1. What about a shift to qualitative assessment where kids are assessed relative to their past performance rather than compared to other kids? Has Challenge Success looked at the effects of that sort of change?
YES – Challenge Success works with many schools to re-think assessment policies and to make evaluation reports much more accurate, fair, and most importantly – useful to the students. If you want ideas for how schools are using qualitative assessments, see the many different examples in Chapter 5 in our book: Overloaded and Underprepared: Strategies for Stronger Schools and Healthy, Successful Kids.
2. Is it necessary to limit a teen’s ability to overcommit (like limiting number of AP classes and eliminating the 7a.m. school hour) to create a change in the climate and social expectations within the teen community?
This is actually two different questions. The first is about overcommitting: We (adults) must help teens learn to use their time more wisely and not overcommit. We have a scheduling tool on our website and in our recent book that can help teens and adults take a hard look at their extracurriculars and number of honors or AP courses and make informed decisions about next year’s schedule and course load. We actually don’t like the idea of setting a hard and fast limit to the numbers of AP courses someone can take – because there are always exceptions – and some kids in certain schools may actually need to take more than others.
The second question refers to later school start times. We have a lot of research that shows the advantages of starting school later and eliminating zero periods. This does NOT mean that we should eliminate the wonderful electives that are often offered during zero periods. It means we should revise the schedule to include these within the normal school day.
3. How do you foster valuing the uniqueness of every child and counter the competitive tide and narrow definition of success?

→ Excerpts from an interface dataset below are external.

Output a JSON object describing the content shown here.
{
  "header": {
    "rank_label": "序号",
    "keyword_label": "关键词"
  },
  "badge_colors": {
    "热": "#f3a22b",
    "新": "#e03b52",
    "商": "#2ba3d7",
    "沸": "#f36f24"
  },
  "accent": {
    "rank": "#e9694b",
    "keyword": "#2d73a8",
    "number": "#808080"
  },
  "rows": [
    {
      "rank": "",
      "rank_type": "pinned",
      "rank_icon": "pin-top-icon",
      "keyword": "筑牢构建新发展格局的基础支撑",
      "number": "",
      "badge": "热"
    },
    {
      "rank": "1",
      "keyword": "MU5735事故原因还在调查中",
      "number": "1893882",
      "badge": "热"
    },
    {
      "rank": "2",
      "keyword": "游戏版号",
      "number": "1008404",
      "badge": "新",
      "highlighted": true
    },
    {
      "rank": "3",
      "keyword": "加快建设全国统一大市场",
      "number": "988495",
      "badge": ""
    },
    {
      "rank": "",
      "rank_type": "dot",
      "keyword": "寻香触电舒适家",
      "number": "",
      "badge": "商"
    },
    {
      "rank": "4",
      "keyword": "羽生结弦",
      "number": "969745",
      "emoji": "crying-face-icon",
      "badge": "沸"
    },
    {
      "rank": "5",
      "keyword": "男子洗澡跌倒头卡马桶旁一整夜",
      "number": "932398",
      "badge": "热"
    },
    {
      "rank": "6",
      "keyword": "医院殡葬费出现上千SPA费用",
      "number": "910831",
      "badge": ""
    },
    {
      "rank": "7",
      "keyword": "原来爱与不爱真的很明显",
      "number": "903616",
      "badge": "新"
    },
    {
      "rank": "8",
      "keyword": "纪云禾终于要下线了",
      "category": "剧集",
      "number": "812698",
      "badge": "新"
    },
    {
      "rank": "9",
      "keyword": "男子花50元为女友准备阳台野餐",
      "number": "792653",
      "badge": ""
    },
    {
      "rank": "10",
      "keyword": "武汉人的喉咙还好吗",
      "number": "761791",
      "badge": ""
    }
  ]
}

How can we as adult mentors model this to our youth and community?
Adults make a huge difference in a teen’s life. Parents and educators alike can “walk the walk” and change how they often talk about success. We need kids to hear that we value learning above grades, that we value health and integrity, and that success isn’t measured at the end of a semester or by a fat envelope from a prestigious college. We need to watch what we say each day. If the first thing you say when you walk in the door is, “How did you do on the history test?” or “Did you score a goal?” or “You will need to know that for when you go to college,” you are sending very strong messages that success is about performance and competition.
Kids need to see and discuss many different models of success throughout the community – and adults can help to foster this.
Other posts in this series:
Teen Mental Health Q&A Introduction
Environment vs. Biology
Middle School Kids Ages 10-12 and Younger
Profile of High Risk Kids
The Role of Social Media
How Schools Can Help
How Parents Can Help
How Peers Can Help